    If you are fortunate enough to have a good short game facility near your home or work and are serious about improving your scores, use it! Lucky for me, I have a great facility within 3 minutes of my office with a driving range, practice green, pitch and putt course, and a par 30 course.
    About once a week, a few of us from the office will go to the practice facility over lunch and work on our games. In the past, we would usually just beat balls on the range, but after a little coaxing, I have convinced my co-workers to try out the pitch and putt course and we are now all hooked.
    The nice things about the course are that it is cheap (about $6), doesn’t take long (about 35 minutes for 9 holes with 3 guys) and it is a great way to learn the distances of your short clubs and to improve your short game scoring. The holes on the course we play range from 40 yards to 95 yards, and generally the greens are small so accuracy and distance control are at a premium.

    In the 3 weeks that we’ve been practicing on this course, everyone’s score for the nine holes has started to go down as we have all started to learn better the distances that each wedge shot goes. I really think that this will also translate into lower scores on the course as well; since the shots practiced on the short course (shots within 100 yards) are the shots that we hit more often in a given round than any other shots.

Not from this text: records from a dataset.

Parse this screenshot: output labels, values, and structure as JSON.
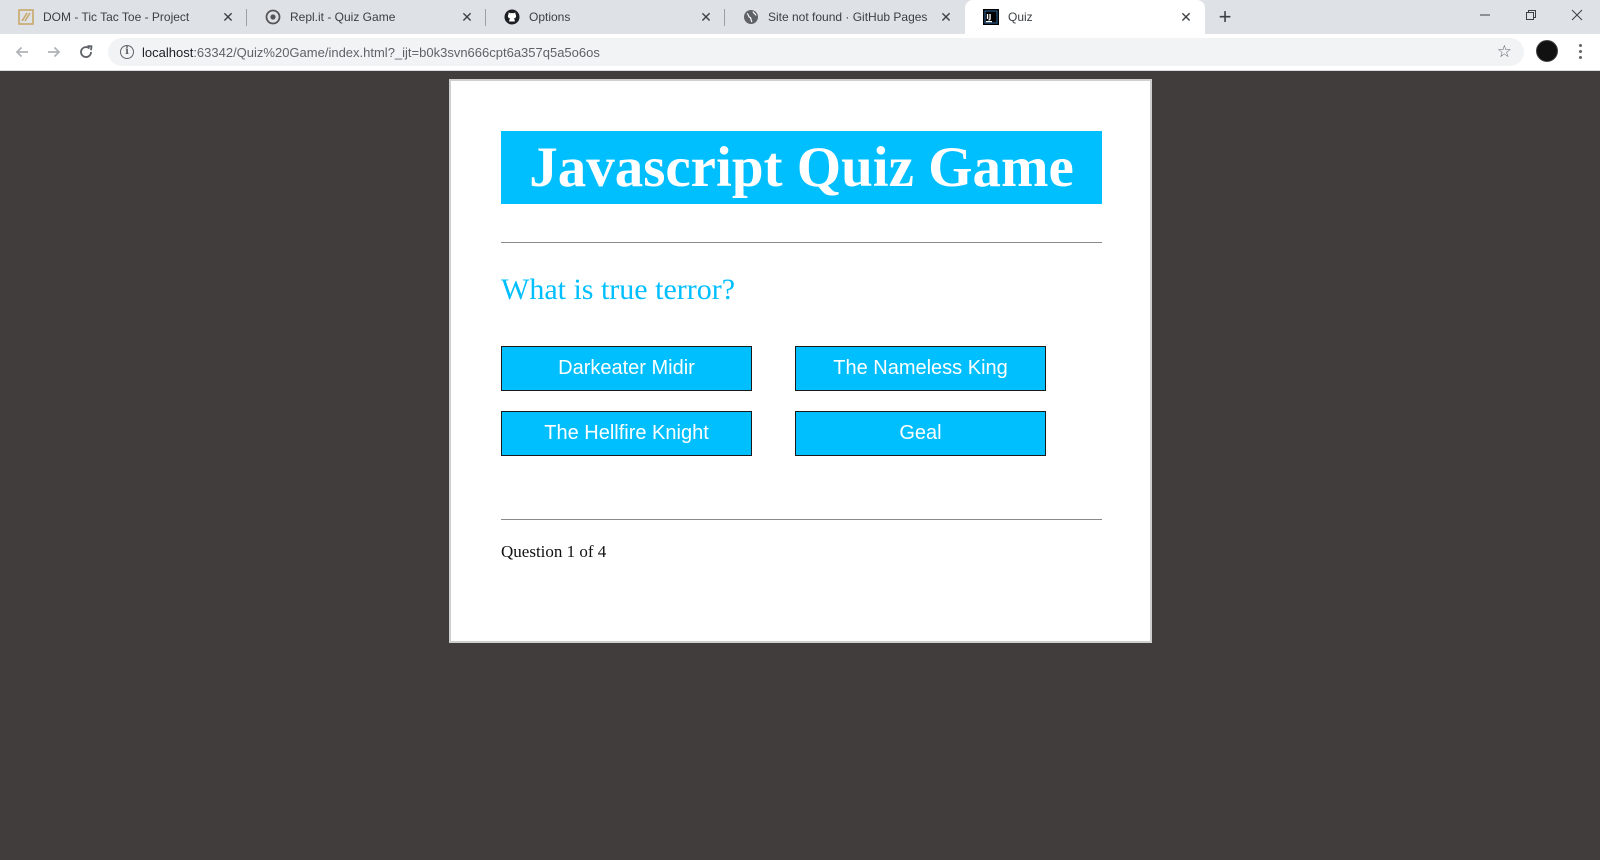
{
  "browser": {
    "tabs": [
      {
        "title": "DOM - Tic Tac Toe - Project",
        "icon": "theodinproject-icon"
      },
      {
        "title": "Repl.it - Quiz Game",
        "icon": "replit-icon"
      },
      {
        "title": "Options",
        "icon": "github-icon"
      },
      {
        "title": "Site not found · GitHub Pages",
        "icon": "globe-icon"
      },
      {
        "title": "Quiz",
        "icon": "intellij-icon"
      }
    ],
    "active_tab": 4,
    "url_host": "localhost",
    "url_rest": ":63342/Quiz%20Game/index.html?_ijt=b0k3svn666cpt6a357q5a5o6os"
  },
  "quiz": {
    "title": "Javascript Quiz Game",
    "question": "What is true terror?",
    "choices": [
      "Darkeater Midir",
      "The Nameless King",
      "The Hellfire Knight",
      "Geal"
    ],
    "progress": "Question 1 of 4"
  },
  "colors": {
    "accent": "#00bfff",
    "page_background": "#403d3c"
  }
}
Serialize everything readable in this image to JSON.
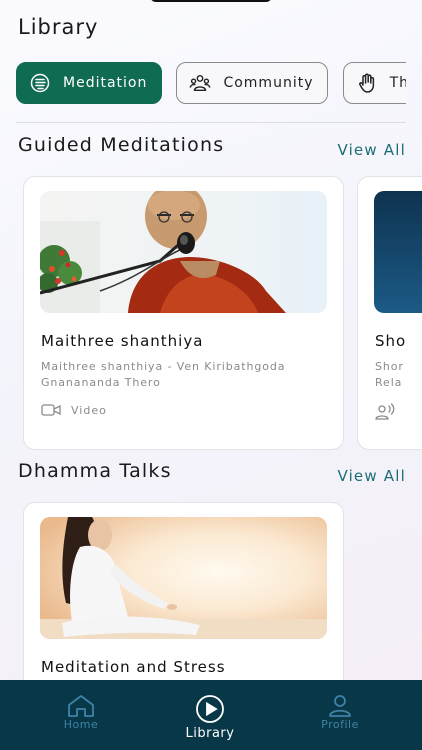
{
  "page": {
    "title": "Library"
  },
  "chips": [
    {
      "label": "Meditation",
      "icon": "meditation-icon",
      "active": true
    },
    {
      "label": "Community",
      "icon": "community-icon",
      "active": false
    },
    {
      "label": "Th",
      "icon": "hand-icon",
      "active": false
    }
  ],
  "guided": {
    "title": "Guided Meditations",
    "view_all": "View All",
    "cards": [
      {
        "title": "Maithree shanthiya",
        "subtitle": "Maithree shanthiya - Ven Kiribathgoda Gnanananda Thero",
        "type": "Video",
        "icon": "video-icon"
      },
      {
        "title": "Sho",
        "subtitle": "Shor Rela",
        "icon": "audio-icon"
      }
    ]
  },
  "dhamma": {
    "title": "Dhamma Talks",
    "view_all": "View All",
    "cards": [
      {
        "title": "Meditation and Stress"
      }
    ]
  },
  "nav": {
    "items": [
      {
        "label": "Home",
        "icon": "home-icon",
        "active": false
      },
      {
        "label": "Library",
        "icon": "play-circle-icon",
        "active": true
      },
      {
        "label": "Profile",
        "icon": "profile-icon",
        "active": false
      }
    ]
  },
  "colors": {
    "accent": "#0f6b52",
    "link": "#1d6d78",
    "nav_bg": "#083848",
    "nav_inactive": "#3f82a8"
  }
}
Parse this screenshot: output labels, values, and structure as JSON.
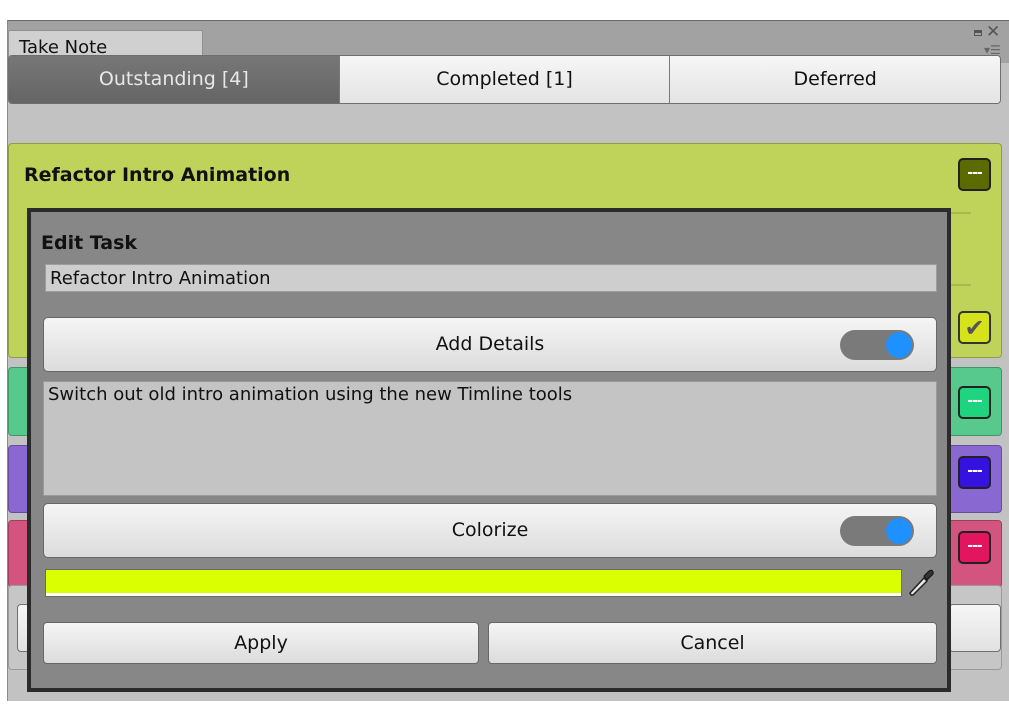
{
  "window": {
    "tab_title": "Take Note"
  },
  "tabs": [
    {
      "label": "Outstanding [4]",
      "active": true
    },
    {
      "label": "Completed [1]",
      "active": false
    },
    {
      "label": "Deferred",
      "active": false
    }
  ],
  "tasks": [
    {
      "title": "Refactor Intro Animation",
      "color": "#bfd35a",
      "button_color": "#5c6b00"
    },
    {
      "title": "",
      "color": "#57c98d",
      "button_color": "#1fd47e"
    },
    {
      "title": "",
      "color": "#8a68d2",
      "button_color": "#3612e0"
    },
    {
      "title": "",
      "color": "#d3557f",
      "button_color": "#e2155e"
    }
  ],
  "task_menu_glyph": "---",
  "check_glyph": "✔",
  "edit_dialog": {
    "title": "Edit Task",
    "name_value": "Refactor Intro Animation",
    "add_details_label": "Add Details",
    "add_details_on": true,
    "details_value": "Switch out old intro animation using the new Timline tools",
    "colorize_label": "Colorize",
    "colorize_on": true,
    "color": "#d9ff00",
    "apply_label": "Apply",
    "cancel_label": "Cancel"
  },
  "colors": {
    "toggle_knob": "#1e90ff",
    "active_tab": "#6e6e6e"
  }
}
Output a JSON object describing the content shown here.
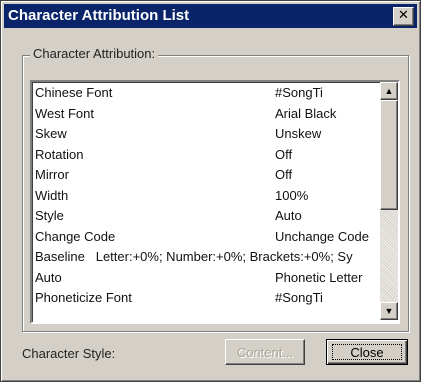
{
  "window": {
    "title": "Character Attribution List",
    "close_glyph": "✕"
  },
  "group": {
    "label": "Character Attribution:"
  },
  "attributes": [
    {
      "name": "Chinese Font",
      "value": "#SongTi"
    },
    {
      "name": "West Font",
      "value": "Arial Black"
    },
    {
      "name": "Skew",
      "value": "Unskew"
    },
    {
      "name": "Rotation",
      "value": "Off"
    },
    {
      "name": "Mirror",
      "value": "Off"
    },
    {
      "name": "Width",
      "value": "100%"
    },
    {
      "name": "Style",
      "value": "Auto"
    },
    {
      "name": "Change Code",
      "value": "Unchange Code"
    },
    {
      "name": "Baseline",
      "value": "Letter:+0%; Number:+0%; Brackets:+0%; Sy"
    },
    {
      "name": "Auto",
      "value": "Phonetic Letter"
    },
    {
      "name": "Phoneticize Font",
      "value": "#SongTi"
    }
  ],
  "scrollbar": {
    "up_glyph": "▲",
    "down_glyph": "▼"
  },
  "footer": {
    "style_label": "Character Style:",
    "content_button": "Content...",
    "close_button": "Close"
  }
}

    What I’ve also noticed is how closely our scores on this short course follow our handicaps. For example, I play to a 2 handicap and I have been beating my 18 handicap coworker by about 5-6 shots on the short course (or 10-12 shots for 18 holes). The great thing about this is with a little practice, anyone should be able to score well on this short course since it has nothing to do with hitting 300 yard drives. If you can hit a shot 90 yards, you can score well by improving your consistency.

    So, if you are lucky enough to have a pitch and putt course nearby, use it and work on lowering your scores and your scores on the course will drop as well! If you don’t have a pitch and putt course, find a good practice green at a course or practice facility and set up different “holes” on your own and keep track of your scores and work on your short game weaknesses to turn them into strengths and your scores on the course will drop much faster than they would by just beating balls at the range.